One of the best-known and most-loved paintings in Australia, Shearing the Rams has been described as a "masterpiece of Australian impressionism" and "the great icon of Australian popular art history". SHEAR BLIND RAMS. ‘Reflections on the Heidelberg School 1885–1900’. was formed in 1886 See W. G. Spence, 16 Roberts toured Spain with Maloney in 1883; cf. 4 J. S. McDonald, ‘The Art of the Late Tom Roberts’, Catalogue of the 1932 Tom Roberts’ Memorial Exhibition, p. 5; R. H. Croll, op. was formed in 1886 See W. G. Spence, Australia’s Awakening, Sydney, 1909. Tom Roberts’s Shearing the rams is a response to the nationalistic sentiment that developed in Australia during the late nineteenth century.
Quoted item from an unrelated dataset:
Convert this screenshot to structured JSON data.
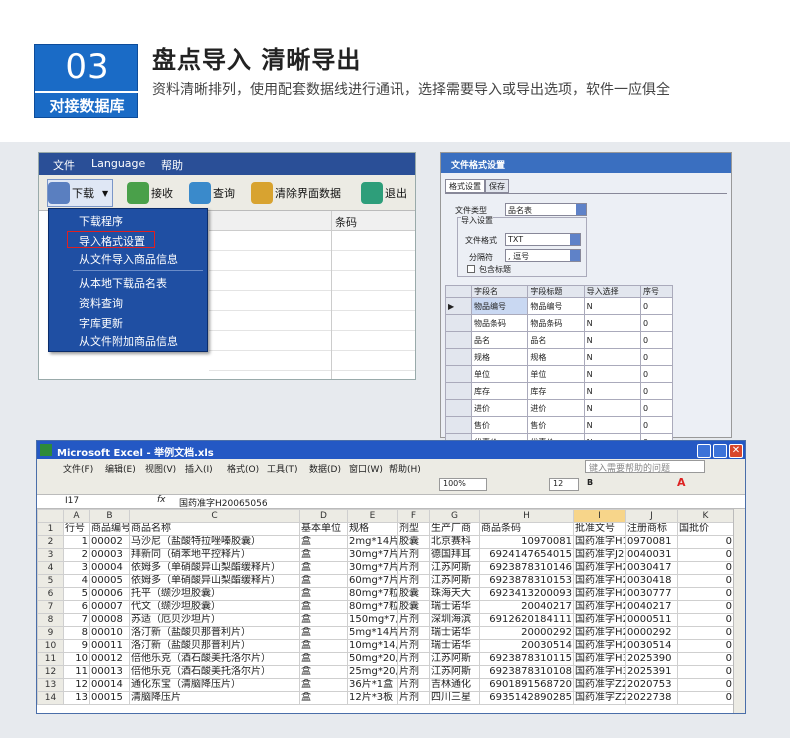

Shearing the rams 1890 Brown’s picture, which explores a moral theme of the place of labour in contemporary society and the significance of different types of work, may have influenced Roberts’s conception of his subject.17 Cf. 5 The Argus, 31 May 1890, and The Age, 30 May 1890. oil on canvas on composition board A photograph entitled ‘Shearing’ (fig. Technically Roberts’s painting owes more to the tight, tonal realism of Lepage than to Millet’s looser, more generalised style. The trio travelled Europe together in the mid-1880s, and when Maloney returned to Melbourne in 1888, Russell instructed him to show the portrait to Roberts. The frame, in complete form, appears in a photograph from the Fine Arts Society’s Melbourne exhibition of 1932; this image was brought to my attention by Terence Lane. anticipates the construction of pictorial space found in Shearing the rams. 2. p. 129; Courbet probably derived the figure from Millet’s The Winnower of 1848; cf.